Copy each entry precisely as written, and do not carry over the pictures.
[[ Supplied material open ]]
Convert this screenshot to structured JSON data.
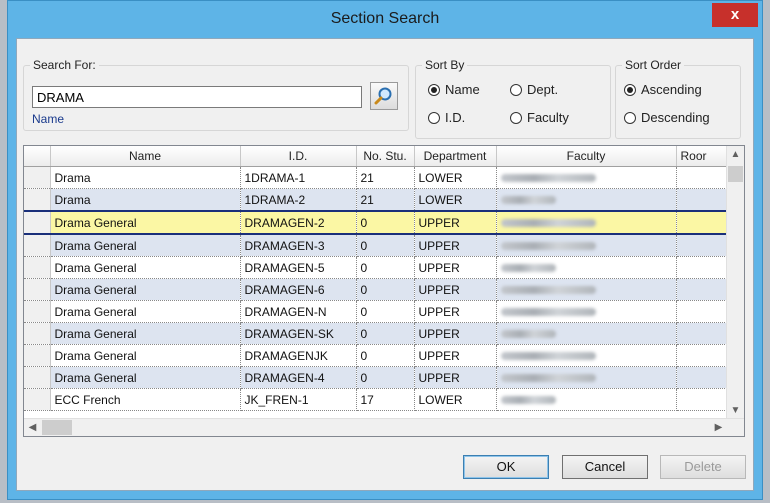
{
  "window": {
    "title": "Section Search",
    "close_glyph": "x"
  },
  "search": {
    "legend": "Search For:",
    "value": "DRAMA",
    "button_icon": "search-icon",
    "field_hint": "Name"
  },
  "sort_by": {
    "legend": "Sort By",
    "options": [
      {
        "label": "Name",
        "checked": true
      },
      {
        "label": "Dept.",
        "checked": false
      },
      {
        "label": "I.D.",
        "checked": false
      },
      {
        "label": "Faculty",
        "checked": false
      }
    ]
  },
  "sort_order": {
    "legend": "Sort Order",
    "options": [
      {
        "label": "Ascending",
        "checked": true
      },
      {
        "label": "Descending",
        "checked": false
      }
    ]
  },
  "grid": {
    "columns": [
      "Name",
      "I.D.",
      "No. Stu.",
      "Department",
      "Faculty",
      "Roor"
    ],
    "rows": [
      [
        "Drama",
        "1DRAMA-1",
        "21",
        "LOWER"
      ],
      [
        "Drama",
        "1DRAMA-2",
        "21",
        "LOWER"
      ],
      [
        "Drama General",
        "DRAMAGEN-2",
        "0",
        "UPPER"
      ],
      [
        "Drama General",
        "DRAMAGEN-3",
        "0",
        "UPPER"
      ],
      [
        "Drama General",
        "DRAMAGEN-5",
        "0",
        "UPPER"
      ],
      [
        "Drama General",
        "DRAMAGEN-6",
        "0",
        "UPPER"
      ],
      [
        "Drama General",
        "DRAMAGEN-N",
        "0",
        "UPPER"
      ],
      [
        "Drama General",
        "DRAMAGEN-SK",
        "0",
        "UPPER"
      ],
      [
        "Drama General",
        "DRAMAGENJK",
        "0",
        "UPPER"
      ],
      [
        "Drama General",
        "DRAMAGEN-4",
        "0",
        "UPPER"
      ],
      [
        "ECC French",
        "JK_FREN-1",
        "17",
        "LOWER"
      ]
    ],
    "selected_row": 2
  },
  "buttons": {
    "ok": "OK",
    "cancel": "Cancel",
    "delete": "Delete"
  },
  "colors": {
    "selected_row": "#fbf7a4",
    "alt_row": "#dde4f0",
    "title_bar": "#5eb4e7",
    "close": "#c7302b"
  }
}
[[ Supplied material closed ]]
• Output below:
Convert this screenshot to structured JSON data.
{
  "window": {
    "title": "Section Search",
    "close_glyph": "x"
  },
  "search": {
    "legend": "Search For:",
    "value": "DRAMA",
    "button_icon": "search-icon",
    "field_hint": "Name"
  },
  "sort_by": {
    "legend": "Sort By",
    "options": [
      {
        "label": "Name",
        "checked": true
      },
      {
        "label": "Dept.",
        "checked": false
      },
      {
        "label": "I.D.",
        "checked": false
      },
      {
        "label": "Faculty",
        "checked": false
      }
    ]
  },
  "sort_order": {
    "legend": "Sort Order",
    "options": [
      {
        "label": "Ascending",
        "checked": true
      },
      {
        "label": "Descending",
        "checked": false
      }
    ]
  },
  "grid": {
    "columns": [
      "Name",
      "I.D.",
      "No. Stu.",
      "Department",
      "Faculty",
      "Roor"
    ],
    "rows": [
      [
        "Drama",
        "1DRAMA-1",
        "21",
        "LOWER"
      ],
      [
        "Drama",
        "1DRAMA-2",
        "21",
        "LOWER"
      ],
      [
        "Drama General",
        "DRAMAGEN-2",
        "0",
        "UPPER"
      ],
      [
        "Drama General",
        "DRAMAGEN-3",
        "0",
        "UPPER"
      ],
      [
        "Drama General",
        "DRAMAGEN-5",
        "0",
        "UPPER"
      ],
      [
        "Drama General",
        "DRAMAGEN-6",
        "0",
        "UPPER"
      ],
      [
        "Drama General",
        "DRAMAGEN-N",
        "0",
        "UPPER"
      ],
      [
        "Drama General",
        "DRAMAGEN-SK",
        "0",
        "UPPER"
      ],
      [
        "Drama General",
        "DRAMAGENJK",
        "0",
        "UPPER"
      ],
      [
        "Drama General",
        "DRAMAGEN-4",
        "0",
        "UPPER"
      ],
      [
        "ECC French",
        "JK_FREN-1",
        "17",
        "LOWER"
      ]
    ],
    "selected_row": 2
  },
  "buttons": {
    "ok": "OK",
    "cancel": "Cancel",
    "delete": "Delete"
  },
  "colors": {
    "selected_row": "#fbf7a4",
    "alt_row": "#dde4f0",
    "title_bar": "#5eb4e7",
    "close": "#c7302b"
  }
}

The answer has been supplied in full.